When equity markets turn volatile or move in a tight range for a long period of time, it gives rise to two types of market traders—those who swear by “bluechips” and those who fish for “penny” stocks, thanks to low valuation. “Bluechip” and “penny” are commonly used terms to describe particular types of stocks found in the equity markets.
Bluechips, as we know, are premium shares that are backed by high market capitalization and quality companies. Penny stocks, on the other hand, are not so easy to define.
What are penny stocks?
As the name suggests, penny stocks trade at a low absolute price. The price may not be in paise, but it is generally accepted that penny stocks trade for a price that is no more than Rs.10-20. Another way to identify a penny stock is to check if its price is less than its face value.
It is more important to consider the fundamental attributes of such stocks and the underlying company. A penny stock has a low price and low market capitalization. It isn’t necessary that these stocks trade every day. Often they are part of the trade to trade segment. What this means is that they have very low liquidity and the difference between the bid price (buy price) and ask price (sell price) can potentially be very large. So transactions are done over the counter rather than through an exchange.

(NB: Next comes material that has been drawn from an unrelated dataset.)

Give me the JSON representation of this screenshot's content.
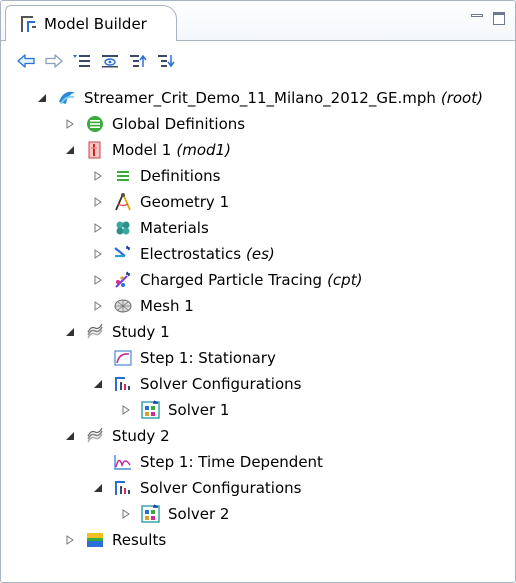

Thanks to the lack of liquidity, speculative trading in such stocks picks up and hence, these are considered risky. With regards the underlying company, usually it is a small-cap company with limited business and growth prospects. The company behind such stocks usually has little to show by way of financial health and management strength. But often these companies are in news and stocks get a boost from that.

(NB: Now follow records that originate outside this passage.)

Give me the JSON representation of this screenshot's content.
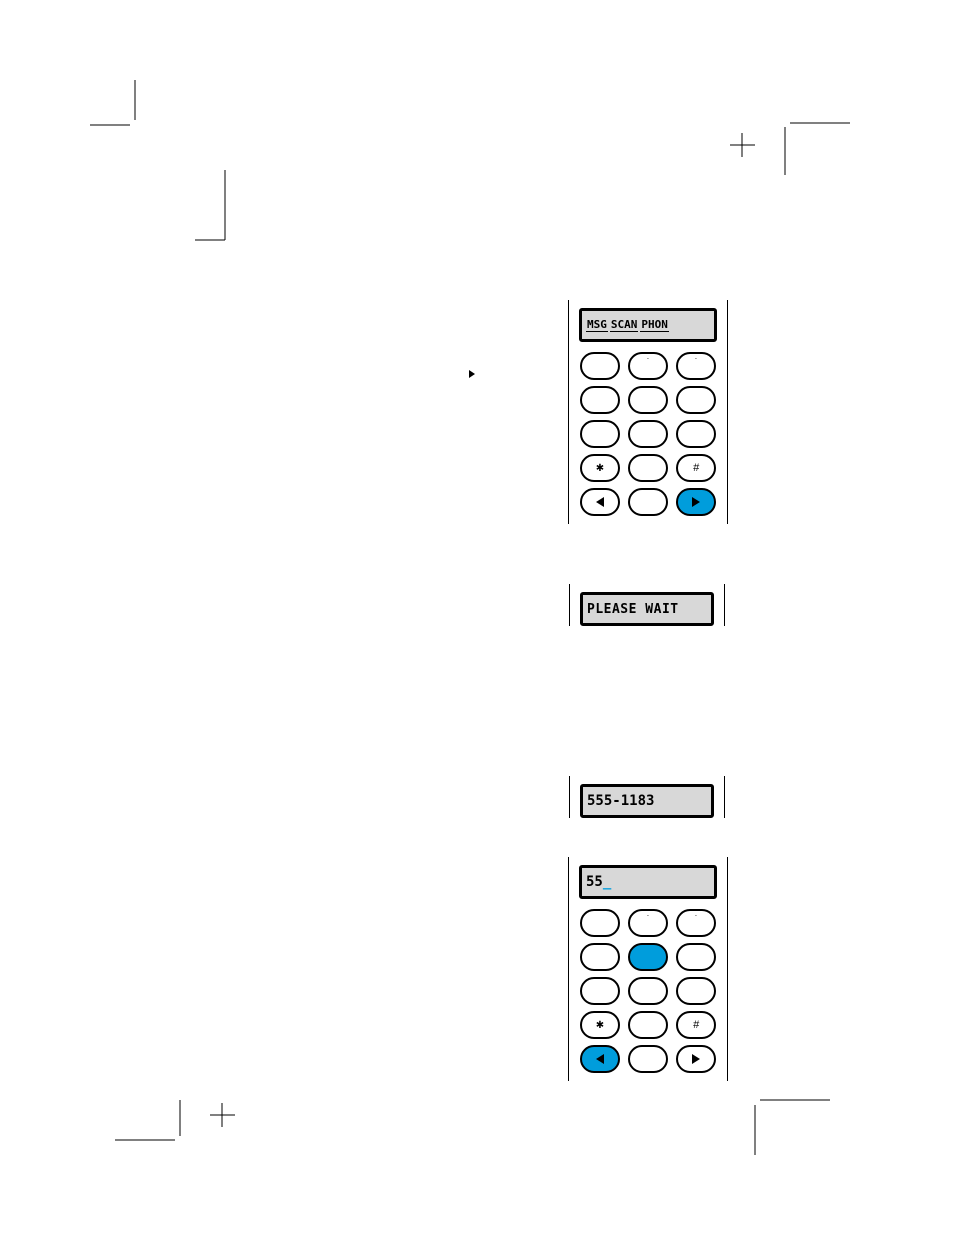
{
  "lcd_top_segments": [
    "MSG",
    "SCAN",
    "PHON"
  ],
  "lcd_wait": "PLEASE WAIT",
  "lcd_number": "555-1183",
  "lcd_partial": "55",
  "lcd_cursor": "_",
  "key_star": "✱",
  "key_hash": "#"
}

Why is it attractive?
The sheer number of penny stocks in the market makes them hard to miss. In the Bombay Stock Exchange (BSE), there are 725 stocks trading below Rs.10 and 1,171 below Rs.20. On the National Stock Exchange, the number is 355 and 189, respectively.
The main reason for buying a penny stock is that an investor can get a large number of shares at a small total value. For example, if a company’s market price is Rs.9, you can buy 1,000 shares for just Rs.9,000. On the other hand, if you were to pick a bluechip company with a current market price of, say, Rs.1,800, you would only get five shares. The hope is that the penny stock will give superior returns as the stock price is low; with 1,000 shares, you can benefit a lot.
In reality, stocks that are backed by companies with good fundamentals, financial health and strong management are the ones likely to give good returns in the long run, no matter what the share price is. So don’t get fooled into buying penny stocks just because the price is low. Also, keep in mind that not all low-priced stocks are poor quality, so, do your basic research on financials and management before buying or rejecting a stock.